Walter E Spradberry (1889 – 1969)
Spradbery was born in East Dulwich and moved to Walthamstow as a child. We studied at Walthamstow School of Art where he later taught. He was a committed pacifist, serving with the Royal Army Medical Corps during the First Wold War and was awarded the Distinguished Conduct Medal for leading a stretcher party under fire. He later became a supporter of the Campaign for Nuclear Disarmament.
Spradbery specialised in landscape painting, in particular the countryside around Epping Forest close to his home in Buckhurst Hill. In addition to his design for London Transport, he received commissions from LNER and Southern Railway. In 1970 a memorial exhibition was held at the William Morris Gallery in Walthamstow; Spradbery had campaigned for the establishment of the Gallery to honour the designer, writer and socialist William Morris.
The arrangement of elements or details in an artefact or a work of art.
Landscape is one of the principle genres of Western art. In early paintings the landscape was a backdrop for the composition, but in the late 17th Century the appreciation of nature for its own sake began with the French and Dutch painters (from whom the term derived). Their treatment of the landscape differed: the French tried to evoke the classical landscape of ancient Greece and Rome in a highly stylised and artificial manner; the Dutch tried to paint the surrounding fields, woods and plains in a more realistic way. As a genre, landscape grew increasing popular, and by the 19th Century had moved away from a classical rendition to a more realistic view of the natural world. Two of the greatest British landscape artists of that time were John Constable and JMW Turner, whose works can be seen in the Tate collection (www.tate.org.uk). There can be no doubt that the evolution of landscape painting played a decisive role in the development of Modernism, culminating in the work of the Impressionists and Post-Impressionists . Since then its demise has often been predicted and with the rise of abstraction, landscape painting was thought to have degenerated into an amateur pursuit. However, landscape persisted in some form into high abstraction, and has been a recurrent a theme in most of the significant tendencies of the 20th Century. Now manifest in many media, landscape no longer addresses solely the depiction of topography, but encompasses issues of social, environmental and political concern.
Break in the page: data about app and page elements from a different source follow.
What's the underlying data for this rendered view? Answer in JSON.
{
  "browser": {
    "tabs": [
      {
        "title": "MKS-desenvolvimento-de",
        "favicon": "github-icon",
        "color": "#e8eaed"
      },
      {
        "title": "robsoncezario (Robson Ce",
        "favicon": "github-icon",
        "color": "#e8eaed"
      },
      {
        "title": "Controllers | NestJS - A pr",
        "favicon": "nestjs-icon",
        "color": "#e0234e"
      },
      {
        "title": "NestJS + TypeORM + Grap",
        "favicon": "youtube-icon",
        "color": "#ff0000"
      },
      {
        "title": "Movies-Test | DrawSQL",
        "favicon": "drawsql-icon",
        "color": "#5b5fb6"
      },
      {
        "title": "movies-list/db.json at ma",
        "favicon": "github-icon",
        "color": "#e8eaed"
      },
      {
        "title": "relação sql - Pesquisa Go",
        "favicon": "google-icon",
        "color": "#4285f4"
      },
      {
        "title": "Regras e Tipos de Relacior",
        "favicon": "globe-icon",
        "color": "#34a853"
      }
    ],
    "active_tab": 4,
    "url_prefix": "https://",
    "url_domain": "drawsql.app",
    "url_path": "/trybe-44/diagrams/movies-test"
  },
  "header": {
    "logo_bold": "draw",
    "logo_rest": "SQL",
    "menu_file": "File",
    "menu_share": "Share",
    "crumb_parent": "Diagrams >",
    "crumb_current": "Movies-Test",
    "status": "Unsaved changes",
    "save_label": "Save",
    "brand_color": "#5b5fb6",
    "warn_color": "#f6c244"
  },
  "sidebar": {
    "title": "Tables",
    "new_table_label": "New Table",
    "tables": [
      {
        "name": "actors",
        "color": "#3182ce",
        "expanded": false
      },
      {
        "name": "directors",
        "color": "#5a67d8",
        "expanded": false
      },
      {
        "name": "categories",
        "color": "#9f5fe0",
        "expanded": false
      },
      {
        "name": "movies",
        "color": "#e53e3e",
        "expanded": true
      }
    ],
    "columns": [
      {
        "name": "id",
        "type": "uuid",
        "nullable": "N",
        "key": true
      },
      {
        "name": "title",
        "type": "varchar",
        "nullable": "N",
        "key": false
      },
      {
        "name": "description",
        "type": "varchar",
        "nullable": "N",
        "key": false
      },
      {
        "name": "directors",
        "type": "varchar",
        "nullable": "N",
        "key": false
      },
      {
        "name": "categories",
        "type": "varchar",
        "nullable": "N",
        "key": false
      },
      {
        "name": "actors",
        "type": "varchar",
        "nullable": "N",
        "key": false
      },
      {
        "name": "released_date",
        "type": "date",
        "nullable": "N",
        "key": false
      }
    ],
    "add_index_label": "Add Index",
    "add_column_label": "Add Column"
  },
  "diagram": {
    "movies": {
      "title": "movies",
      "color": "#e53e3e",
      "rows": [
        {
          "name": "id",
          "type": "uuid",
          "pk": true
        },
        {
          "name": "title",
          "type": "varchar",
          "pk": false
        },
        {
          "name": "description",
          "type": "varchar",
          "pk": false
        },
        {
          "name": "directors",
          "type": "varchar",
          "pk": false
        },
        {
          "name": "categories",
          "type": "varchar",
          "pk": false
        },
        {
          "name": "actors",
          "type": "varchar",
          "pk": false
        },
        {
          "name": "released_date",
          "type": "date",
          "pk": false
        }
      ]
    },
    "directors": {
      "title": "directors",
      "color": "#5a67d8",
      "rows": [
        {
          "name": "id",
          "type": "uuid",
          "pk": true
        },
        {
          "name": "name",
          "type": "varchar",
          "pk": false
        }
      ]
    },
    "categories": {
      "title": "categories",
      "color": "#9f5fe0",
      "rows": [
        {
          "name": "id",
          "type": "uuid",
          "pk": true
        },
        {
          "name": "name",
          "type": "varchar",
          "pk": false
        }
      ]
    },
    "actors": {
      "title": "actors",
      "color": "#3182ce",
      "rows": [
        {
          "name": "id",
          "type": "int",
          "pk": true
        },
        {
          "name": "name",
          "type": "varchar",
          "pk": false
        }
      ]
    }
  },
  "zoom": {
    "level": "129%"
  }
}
Work of art made with paint on a surface. Often the surface, also called a support, is a tightly stretched piece of canvas, paper or a wooden panel. Painting involves a wide range of techniques and materials, along with the artist's intellectual concerns effecting the content of a work.